- Problem requirements: Count every line in the entries that contains "they". Report that count alone.

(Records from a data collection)
-------------------------

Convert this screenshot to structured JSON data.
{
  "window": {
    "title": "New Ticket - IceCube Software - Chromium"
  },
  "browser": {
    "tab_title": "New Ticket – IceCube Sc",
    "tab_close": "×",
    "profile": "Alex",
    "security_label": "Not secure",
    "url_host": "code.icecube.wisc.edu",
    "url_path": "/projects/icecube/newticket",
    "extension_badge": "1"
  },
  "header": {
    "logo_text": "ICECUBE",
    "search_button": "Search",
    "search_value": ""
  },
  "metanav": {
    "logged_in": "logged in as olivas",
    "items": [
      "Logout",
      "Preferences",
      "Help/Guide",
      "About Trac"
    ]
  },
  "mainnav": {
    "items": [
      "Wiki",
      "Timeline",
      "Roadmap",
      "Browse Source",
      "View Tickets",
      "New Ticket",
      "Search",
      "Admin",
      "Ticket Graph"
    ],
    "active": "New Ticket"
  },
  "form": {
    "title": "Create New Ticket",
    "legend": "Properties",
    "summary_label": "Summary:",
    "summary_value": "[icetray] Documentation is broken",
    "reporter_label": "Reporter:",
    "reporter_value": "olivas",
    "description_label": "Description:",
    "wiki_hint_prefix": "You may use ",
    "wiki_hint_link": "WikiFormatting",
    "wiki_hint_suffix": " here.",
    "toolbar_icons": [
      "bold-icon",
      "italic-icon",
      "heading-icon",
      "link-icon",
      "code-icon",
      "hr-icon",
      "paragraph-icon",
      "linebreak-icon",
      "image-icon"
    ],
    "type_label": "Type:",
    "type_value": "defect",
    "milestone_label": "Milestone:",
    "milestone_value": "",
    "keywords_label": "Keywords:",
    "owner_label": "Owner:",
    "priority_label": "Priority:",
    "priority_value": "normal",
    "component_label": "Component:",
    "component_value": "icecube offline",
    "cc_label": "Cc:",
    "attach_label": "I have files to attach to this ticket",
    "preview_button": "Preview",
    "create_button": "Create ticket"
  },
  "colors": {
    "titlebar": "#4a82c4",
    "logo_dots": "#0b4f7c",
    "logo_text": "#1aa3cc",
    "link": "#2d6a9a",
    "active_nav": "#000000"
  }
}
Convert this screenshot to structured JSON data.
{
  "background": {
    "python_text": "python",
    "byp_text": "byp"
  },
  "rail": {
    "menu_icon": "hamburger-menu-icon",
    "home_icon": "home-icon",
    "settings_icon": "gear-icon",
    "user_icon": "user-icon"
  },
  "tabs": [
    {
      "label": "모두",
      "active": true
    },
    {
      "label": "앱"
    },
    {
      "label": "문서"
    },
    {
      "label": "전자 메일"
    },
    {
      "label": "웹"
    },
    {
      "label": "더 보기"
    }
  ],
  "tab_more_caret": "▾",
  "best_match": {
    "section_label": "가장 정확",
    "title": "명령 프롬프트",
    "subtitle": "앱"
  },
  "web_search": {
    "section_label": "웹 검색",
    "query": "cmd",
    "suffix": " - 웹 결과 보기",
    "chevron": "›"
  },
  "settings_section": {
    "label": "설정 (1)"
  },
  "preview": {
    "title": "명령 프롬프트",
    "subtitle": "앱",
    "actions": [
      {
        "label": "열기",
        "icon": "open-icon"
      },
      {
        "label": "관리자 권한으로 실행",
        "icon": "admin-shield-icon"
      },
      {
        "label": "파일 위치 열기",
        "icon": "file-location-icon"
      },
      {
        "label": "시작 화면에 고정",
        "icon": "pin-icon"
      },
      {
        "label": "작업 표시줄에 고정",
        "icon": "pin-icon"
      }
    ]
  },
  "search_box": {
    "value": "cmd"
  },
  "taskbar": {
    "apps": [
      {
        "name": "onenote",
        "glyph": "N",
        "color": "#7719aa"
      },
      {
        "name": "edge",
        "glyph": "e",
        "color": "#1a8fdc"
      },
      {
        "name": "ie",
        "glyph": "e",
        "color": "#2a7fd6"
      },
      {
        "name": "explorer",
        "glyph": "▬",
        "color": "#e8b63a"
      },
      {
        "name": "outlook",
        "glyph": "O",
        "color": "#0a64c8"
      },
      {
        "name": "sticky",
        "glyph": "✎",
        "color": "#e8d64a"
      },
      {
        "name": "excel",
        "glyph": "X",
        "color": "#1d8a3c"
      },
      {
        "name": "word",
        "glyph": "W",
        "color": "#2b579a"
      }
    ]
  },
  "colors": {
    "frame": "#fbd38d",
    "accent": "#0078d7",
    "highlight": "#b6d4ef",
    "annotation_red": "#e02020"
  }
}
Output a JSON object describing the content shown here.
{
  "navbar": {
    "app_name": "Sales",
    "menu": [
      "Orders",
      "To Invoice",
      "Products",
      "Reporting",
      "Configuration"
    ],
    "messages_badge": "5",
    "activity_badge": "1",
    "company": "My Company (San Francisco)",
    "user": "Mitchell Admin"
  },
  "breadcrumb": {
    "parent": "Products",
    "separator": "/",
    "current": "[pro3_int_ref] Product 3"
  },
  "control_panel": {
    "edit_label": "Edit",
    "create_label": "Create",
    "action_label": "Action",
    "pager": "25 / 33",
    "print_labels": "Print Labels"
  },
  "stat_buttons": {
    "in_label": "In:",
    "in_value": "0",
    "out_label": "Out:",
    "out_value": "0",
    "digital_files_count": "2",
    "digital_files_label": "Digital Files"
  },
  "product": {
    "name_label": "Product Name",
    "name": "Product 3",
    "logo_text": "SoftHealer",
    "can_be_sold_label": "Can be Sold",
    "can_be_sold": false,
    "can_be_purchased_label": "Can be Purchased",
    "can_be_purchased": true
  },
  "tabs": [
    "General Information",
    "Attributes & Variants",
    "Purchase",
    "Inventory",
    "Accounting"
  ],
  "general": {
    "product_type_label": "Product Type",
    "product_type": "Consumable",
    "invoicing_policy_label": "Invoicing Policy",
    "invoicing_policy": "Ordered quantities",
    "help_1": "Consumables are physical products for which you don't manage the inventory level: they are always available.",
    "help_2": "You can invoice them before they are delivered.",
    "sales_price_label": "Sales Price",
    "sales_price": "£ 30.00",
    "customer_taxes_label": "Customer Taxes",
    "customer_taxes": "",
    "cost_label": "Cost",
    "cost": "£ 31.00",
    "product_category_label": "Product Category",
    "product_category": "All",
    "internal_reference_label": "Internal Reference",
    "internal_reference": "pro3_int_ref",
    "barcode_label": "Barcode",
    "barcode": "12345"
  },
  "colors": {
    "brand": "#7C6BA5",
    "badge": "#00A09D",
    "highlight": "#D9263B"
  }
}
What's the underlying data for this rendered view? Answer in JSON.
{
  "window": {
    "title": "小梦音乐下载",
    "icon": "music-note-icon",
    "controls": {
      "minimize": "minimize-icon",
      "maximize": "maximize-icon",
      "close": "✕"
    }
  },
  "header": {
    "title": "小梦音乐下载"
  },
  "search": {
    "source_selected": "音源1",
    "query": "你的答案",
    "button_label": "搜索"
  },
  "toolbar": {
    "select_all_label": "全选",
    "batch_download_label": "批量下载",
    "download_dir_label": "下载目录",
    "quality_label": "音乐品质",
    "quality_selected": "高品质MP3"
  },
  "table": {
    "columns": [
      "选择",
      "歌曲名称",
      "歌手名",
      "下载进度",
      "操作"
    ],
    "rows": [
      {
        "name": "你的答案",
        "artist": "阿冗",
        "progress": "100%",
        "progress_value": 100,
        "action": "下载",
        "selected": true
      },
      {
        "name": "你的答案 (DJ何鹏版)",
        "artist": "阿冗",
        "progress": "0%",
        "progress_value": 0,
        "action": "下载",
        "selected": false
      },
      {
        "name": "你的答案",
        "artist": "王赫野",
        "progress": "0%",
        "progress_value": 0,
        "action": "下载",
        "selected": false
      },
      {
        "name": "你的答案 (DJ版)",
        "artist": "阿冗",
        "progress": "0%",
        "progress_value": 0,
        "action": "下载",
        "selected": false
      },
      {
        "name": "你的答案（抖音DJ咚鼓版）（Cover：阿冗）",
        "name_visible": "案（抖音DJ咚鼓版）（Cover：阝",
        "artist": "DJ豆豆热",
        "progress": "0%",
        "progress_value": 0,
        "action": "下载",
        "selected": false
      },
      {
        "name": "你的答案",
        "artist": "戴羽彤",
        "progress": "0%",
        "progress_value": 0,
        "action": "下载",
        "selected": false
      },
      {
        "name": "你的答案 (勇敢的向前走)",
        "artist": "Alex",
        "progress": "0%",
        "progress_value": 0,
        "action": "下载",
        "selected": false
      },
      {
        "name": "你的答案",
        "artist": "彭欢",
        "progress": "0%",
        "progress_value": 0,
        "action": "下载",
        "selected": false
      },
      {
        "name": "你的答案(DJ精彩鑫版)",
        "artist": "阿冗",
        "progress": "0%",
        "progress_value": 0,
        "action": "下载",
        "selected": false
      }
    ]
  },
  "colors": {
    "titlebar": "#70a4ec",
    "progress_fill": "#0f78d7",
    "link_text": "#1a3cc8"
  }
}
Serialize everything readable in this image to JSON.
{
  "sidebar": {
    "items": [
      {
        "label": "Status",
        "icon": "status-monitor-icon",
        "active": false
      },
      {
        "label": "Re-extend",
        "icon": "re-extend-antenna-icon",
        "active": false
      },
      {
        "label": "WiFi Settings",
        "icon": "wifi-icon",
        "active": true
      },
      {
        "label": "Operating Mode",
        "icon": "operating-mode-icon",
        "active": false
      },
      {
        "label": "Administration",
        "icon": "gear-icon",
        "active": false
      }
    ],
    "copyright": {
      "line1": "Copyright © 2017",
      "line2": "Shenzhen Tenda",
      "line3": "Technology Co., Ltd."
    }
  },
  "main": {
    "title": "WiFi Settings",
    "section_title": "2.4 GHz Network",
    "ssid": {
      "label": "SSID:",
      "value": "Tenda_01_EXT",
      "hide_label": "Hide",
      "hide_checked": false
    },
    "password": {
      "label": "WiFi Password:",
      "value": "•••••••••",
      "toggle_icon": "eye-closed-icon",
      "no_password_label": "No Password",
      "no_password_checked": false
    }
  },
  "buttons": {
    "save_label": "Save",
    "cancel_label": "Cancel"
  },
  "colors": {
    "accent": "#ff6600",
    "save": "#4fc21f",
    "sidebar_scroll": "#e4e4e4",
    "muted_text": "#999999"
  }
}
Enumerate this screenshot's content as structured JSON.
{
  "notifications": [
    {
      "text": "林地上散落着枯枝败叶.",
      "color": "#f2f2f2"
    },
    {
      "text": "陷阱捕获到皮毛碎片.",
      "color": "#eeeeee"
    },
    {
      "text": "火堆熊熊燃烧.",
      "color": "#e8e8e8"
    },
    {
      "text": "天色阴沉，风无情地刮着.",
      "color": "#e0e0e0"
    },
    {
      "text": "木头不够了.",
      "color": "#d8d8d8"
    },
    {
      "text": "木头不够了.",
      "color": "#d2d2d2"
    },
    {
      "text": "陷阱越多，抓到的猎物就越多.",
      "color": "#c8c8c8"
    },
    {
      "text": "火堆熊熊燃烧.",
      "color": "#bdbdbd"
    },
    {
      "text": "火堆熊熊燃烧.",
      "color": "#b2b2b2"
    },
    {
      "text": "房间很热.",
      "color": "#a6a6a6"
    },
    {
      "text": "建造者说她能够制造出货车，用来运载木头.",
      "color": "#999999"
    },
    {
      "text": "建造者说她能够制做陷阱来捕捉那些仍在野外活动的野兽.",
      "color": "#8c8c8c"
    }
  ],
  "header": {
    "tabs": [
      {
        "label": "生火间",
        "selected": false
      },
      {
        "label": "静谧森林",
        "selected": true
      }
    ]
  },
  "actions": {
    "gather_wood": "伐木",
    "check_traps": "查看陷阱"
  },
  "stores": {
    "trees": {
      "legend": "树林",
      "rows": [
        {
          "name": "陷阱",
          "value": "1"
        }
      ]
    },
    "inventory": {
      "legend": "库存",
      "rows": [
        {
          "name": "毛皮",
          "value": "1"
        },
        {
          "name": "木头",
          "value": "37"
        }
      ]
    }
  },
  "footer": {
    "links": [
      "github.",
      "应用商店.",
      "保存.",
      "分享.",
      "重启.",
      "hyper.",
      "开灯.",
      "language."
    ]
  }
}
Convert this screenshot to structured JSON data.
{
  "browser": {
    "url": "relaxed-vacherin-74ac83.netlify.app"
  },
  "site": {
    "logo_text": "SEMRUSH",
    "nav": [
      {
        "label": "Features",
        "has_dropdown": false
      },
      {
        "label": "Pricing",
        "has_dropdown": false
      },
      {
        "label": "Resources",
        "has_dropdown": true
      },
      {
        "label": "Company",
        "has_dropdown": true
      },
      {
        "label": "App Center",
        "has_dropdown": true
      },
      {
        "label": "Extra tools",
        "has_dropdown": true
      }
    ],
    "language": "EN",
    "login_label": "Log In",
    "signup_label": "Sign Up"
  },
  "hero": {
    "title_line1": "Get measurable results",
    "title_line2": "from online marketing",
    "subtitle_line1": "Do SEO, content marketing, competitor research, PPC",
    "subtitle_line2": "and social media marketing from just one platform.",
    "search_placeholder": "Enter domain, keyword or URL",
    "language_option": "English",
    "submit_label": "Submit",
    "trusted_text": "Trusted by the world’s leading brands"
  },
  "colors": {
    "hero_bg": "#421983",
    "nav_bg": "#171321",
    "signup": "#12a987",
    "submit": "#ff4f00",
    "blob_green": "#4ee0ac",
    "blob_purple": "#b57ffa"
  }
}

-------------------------

- Task result: 2